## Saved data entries
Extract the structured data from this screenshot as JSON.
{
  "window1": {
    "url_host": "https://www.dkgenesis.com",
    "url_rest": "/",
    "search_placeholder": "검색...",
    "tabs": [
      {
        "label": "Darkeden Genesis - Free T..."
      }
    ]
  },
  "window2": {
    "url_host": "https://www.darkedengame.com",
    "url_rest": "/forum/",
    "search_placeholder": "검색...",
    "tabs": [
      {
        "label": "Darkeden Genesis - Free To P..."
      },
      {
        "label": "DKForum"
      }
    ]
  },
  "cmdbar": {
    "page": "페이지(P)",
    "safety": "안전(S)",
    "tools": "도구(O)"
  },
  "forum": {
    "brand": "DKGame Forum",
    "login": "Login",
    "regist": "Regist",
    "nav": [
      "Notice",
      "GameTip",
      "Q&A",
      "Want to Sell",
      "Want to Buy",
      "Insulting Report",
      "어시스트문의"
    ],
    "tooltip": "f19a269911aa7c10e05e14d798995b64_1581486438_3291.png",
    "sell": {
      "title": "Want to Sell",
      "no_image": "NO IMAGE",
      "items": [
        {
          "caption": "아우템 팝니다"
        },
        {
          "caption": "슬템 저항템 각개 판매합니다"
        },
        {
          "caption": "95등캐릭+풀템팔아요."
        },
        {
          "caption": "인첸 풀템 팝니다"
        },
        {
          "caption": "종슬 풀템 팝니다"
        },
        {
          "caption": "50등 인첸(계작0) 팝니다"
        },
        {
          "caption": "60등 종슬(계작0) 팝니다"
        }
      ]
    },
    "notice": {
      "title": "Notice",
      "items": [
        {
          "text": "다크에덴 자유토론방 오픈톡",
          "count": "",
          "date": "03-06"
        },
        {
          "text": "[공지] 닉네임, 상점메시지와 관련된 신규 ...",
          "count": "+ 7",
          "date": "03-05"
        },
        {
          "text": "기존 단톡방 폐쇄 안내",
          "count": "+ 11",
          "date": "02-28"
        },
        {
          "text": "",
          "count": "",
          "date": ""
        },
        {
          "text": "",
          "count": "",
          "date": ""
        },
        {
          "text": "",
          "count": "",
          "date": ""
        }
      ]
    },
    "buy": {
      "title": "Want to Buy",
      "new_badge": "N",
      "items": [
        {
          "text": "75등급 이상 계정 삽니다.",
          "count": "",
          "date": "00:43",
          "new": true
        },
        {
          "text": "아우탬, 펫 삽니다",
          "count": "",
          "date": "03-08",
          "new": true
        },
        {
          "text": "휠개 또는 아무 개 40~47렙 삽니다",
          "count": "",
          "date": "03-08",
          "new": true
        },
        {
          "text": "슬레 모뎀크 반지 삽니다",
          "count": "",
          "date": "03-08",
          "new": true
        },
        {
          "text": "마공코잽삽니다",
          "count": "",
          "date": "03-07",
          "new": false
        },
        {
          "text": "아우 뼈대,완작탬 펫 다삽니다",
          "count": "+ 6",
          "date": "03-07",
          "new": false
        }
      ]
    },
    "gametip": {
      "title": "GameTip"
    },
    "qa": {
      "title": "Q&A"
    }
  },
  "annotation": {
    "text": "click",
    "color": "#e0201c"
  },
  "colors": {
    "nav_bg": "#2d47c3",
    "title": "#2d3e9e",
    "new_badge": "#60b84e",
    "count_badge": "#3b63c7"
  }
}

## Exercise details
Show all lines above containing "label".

## Written reply
        "label": "Darkeden Genesis - Free T..."
        "label": "Darkeden Genesis - Free To P..."
        "label": "DKForum"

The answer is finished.